Ryan Fisher

Ryan Fisher is the 2021-2022 Managing Online Editor of the Public Purpose Journal and a second-year Master of Public Policy student at American University’s School of Public Affairs. Ryan is from Central Massachusetts and received his bachelor’s degree in history from Roger Williams University. Currently, he works as a research assistant at American University’s Center for Environmental Policy, researching clean energy policies, public opinion, and environmental politics. Ryan’s interests focus on the intersections of environmental policy, economics, and community development — and how environmental policies can build stable communities with equitable economic growth.

Stormwater Management in Chicago: A Cost-Benefit Analysis of the McCook Reservoir, Green Roofs, and Rain Barrels

This cost-benefit analysis evaluates stormwater management options in Chicago by comparing the welfare effects of the McCook Reservoir expansion to green roofs and rain barrels, two leading forms of green stormwater management promoted by the EPA. Based on our findings, expanding green roof programs to encourage broader residential implementation—ultimately, doubling the city’s existing green roof space—would improve stormwater management, limit combined sewage overflows (CSOs), and better prepare Chicago for increased rainfall.

Climate Change in Vulnerable Communities: U.S. Mitigation Policy and Environmental Justice

Climate change has already damaged environments, ecosystems, and communities around the world, and without bold policy responses, these impacts are projected to intensify throughout the twenty-first century. In the United States, climate change disproportionately harms the nation’s most vulnerable communities: low-income Americans and communities of color who lack the resources to respond to the degradation of their environments, health, communities, and economies.
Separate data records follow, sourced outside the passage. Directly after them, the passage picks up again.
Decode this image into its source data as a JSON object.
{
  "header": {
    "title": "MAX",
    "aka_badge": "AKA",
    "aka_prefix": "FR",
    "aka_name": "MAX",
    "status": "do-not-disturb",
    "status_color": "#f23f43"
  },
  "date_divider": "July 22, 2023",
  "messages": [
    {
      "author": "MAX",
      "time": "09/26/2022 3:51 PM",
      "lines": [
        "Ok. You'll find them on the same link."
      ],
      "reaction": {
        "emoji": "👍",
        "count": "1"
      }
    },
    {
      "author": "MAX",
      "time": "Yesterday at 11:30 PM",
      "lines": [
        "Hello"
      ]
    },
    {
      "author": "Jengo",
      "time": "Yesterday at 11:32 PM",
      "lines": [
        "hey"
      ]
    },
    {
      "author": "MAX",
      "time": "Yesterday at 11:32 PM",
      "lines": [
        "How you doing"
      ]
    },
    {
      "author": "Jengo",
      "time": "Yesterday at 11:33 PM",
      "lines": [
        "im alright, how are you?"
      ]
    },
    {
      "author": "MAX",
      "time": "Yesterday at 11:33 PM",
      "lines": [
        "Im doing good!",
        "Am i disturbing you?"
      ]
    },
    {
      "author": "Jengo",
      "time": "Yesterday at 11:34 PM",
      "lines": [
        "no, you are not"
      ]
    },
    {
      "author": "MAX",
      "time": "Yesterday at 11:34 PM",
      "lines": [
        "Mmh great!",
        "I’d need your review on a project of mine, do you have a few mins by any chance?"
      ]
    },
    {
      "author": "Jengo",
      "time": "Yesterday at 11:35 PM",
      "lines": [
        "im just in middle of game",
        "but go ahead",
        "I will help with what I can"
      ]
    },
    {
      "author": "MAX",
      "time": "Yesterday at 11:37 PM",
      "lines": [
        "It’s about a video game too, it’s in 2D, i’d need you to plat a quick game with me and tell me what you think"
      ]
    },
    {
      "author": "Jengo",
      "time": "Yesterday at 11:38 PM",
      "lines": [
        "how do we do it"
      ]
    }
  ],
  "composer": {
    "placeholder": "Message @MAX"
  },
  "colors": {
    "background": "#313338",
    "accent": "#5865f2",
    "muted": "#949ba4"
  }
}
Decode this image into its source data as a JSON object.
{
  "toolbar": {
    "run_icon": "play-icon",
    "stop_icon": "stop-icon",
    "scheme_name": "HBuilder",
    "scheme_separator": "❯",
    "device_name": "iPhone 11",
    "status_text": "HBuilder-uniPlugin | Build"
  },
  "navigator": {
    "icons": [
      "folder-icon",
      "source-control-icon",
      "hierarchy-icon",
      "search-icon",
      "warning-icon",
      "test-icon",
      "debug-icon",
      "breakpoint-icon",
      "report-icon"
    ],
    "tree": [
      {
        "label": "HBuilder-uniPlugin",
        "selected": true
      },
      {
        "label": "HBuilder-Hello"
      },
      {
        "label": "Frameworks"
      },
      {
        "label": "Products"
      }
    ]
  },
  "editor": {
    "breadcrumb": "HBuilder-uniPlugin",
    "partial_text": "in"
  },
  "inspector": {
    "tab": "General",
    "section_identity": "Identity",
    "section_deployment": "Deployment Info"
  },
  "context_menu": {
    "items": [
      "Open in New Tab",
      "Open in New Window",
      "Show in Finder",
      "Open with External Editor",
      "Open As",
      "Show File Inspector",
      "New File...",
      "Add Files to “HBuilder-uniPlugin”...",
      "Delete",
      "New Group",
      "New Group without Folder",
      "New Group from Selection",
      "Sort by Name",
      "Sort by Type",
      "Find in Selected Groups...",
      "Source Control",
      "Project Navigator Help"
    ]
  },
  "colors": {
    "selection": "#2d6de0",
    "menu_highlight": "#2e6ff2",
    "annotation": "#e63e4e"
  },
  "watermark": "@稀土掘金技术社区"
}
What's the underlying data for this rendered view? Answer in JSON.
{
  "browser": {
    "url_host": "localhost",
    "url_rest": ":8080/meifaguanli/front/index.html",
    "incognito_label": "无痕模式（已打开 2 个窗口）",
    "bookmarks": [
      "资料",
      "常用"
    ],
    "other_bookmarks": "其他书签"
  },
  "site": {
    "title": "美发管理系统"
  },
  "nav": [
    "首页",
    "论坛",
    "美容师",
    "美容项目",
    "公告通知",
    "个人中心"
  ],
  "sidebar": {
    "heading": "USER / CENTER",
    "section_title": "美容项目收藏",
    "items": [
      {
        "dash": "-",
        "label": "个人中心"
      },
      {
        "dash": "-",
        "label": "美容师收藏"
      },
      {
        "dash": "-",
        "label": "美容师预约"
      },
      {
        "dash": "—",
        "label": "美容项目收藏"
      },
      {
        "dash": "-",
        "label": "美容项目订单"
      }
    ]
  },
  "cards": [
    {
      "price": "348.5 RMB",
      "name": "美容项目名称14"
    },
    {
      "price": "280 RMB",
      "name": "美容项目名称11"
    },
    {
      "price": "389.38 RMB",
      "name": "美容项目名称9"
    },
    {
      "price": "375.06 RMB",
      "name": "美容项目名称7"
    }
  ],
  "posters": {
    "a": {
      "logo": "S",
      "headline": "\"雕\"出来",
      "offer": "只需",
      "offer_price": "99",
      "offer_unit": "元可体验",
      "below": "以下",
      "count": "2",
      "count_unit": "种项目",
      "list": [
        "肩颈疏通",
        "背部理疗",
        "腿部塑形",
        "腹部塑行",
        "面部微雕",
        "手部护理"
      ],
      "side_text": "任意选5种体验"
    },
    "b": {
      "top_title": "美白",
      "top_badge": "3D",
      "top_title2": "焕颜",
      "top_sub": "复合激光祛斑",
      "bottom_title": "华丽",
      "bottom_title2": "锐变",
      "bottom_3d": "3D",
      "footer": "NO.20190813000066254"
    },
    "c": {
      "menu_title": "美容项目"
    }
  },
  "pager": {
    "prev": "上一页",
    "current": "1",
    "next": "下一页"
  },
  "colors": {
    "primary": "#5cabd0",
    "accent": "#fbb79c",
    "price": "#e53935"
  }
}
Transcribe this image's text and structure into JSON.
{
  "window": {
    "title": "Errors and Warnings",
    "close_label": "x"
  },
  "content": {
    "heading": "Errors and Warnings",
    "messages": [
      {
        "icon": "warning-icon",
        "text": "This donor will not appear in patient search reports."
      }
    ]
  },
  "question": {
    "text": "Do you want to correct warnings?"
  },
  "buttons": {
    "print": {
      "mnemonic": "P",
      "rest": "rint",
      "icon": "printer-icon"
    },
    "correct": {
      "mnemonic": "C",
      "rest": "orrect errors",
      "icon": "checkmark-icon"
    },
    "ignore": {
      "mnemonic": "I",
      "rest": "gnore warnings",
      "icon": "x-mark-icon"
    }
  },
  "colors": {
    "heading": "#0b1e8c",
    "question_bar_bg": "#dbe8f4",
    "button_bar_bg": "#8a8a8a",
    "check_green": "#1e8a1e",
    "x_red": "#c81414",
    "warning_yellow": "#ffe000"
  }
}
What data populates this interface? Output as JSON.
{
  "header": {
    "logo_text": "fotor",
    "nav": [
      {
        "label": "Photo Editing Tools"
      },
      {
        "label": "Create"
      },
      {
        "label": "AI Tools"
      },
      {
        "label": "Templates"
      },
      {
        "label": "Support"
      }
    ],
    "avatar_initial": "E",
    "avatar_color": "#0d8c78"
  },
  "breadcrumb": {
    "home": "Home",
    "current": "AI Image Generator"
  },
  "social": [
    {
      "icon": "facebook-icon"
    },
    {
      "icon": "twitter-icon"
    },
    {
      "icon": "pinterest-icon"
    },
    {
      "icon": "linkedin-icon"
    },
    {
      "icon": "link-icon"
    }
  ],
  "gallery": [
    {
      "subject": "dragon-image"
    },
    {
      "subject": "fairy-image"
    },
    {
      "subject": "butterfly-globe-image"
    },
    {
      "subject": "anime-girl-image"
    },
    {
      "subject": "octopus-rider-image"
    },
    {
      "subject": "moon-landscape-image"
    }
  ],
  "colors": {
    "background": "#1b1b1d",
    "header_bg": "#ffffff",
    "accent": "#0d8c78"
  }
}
As the U.S. considers policies to mitigate climate change, policymakers must craft solutions to alleviate the inequitable distribution of costs from carbon pollution and incentivize the early retirement of carbon-emitting infrastructure.